● TASK PROMPT:
What lines below contain the string "select"? List them all.

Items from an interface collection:
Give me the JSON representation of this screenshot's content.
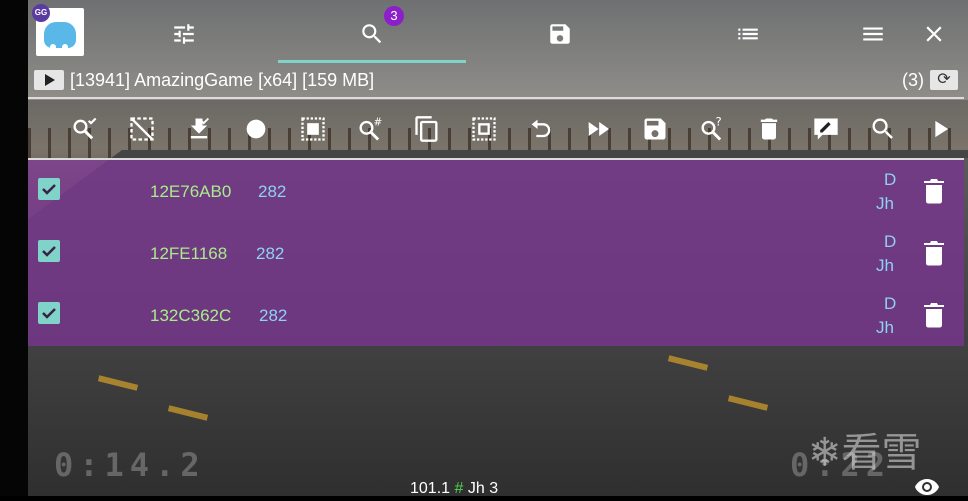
{
  "app": {
    "logo_text": "GG",
    "tab_badge": "3"
  },
  "tabs": [
    {
      "name": "settings-tab",
      "icon": "sliders-icon"
    },
    {
      "name": "search-tab",
      "icon": "search-icon",
      "active": true
    },
    {
      "name": "save-tab",
      "icon": "save-icon"
    },
    {
      "name": "list-tab",
      "icon": "list-icon"
    },
    {
      "name": "menu-tab",
      "icon": "hamburger-icon"
    },
    {
      "name": "close-tab",
      "icon": "close-icon"
    }
  ],
  "process": {
    "title": "[13941] AmazingGame [x64] [159 MB]",
    "count": "(3)"
  },
  "toolbar": [
    "search-refine-icon",
    "select-area-icon",
    "download-icon",
    "record-icon",
    "select-all-icon",
    "search-number-icon",
    "copy-icon",
    "select-box-icon",
    "undo-icon",
    "fast-forward-icon",
    "save-icon",
    "search-unknown-icon",
    "delete-icon",
    "edit-icon",
    "search-icon",
    "play-icon"
  ],
  "results": [
    {
      "address": "12E76AB0",
      "value": "282",
      "type_top": "D",
      "type_bottom": "Jh",
      "checked": true
    },
    {
      "address": "12FE1168",
      "value": "282",
      "type_top": "D",
      "type_bottom": "Jh",
      "checked": true
    },
    {
      "address": "132C362C",
      "value": "282",
      "type_top": "D",
      "type_bottom": "Jh",
      "checked": true
    }
  ],
  "status": {
    "value": "101.1",
    "hash": "#",
    "type": "Jh 3"
  },
  "game_hud": {
    "timer_left": "0:14.2",
    "timer_right": "0:22",
    "watermark": "❄看雪"
  },
  "colors": {
    "accent": "#7fd3c8",
    "result_bg": "#76368c",
    "address": "#a9ec8a",
    "value": "#8fd0f5",
    "badge": "#8b1fc9"
  }
}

● PROBLEM SOLUTION:
    "select-area-icon",
    "select-all-icon",
    "select-box-icon",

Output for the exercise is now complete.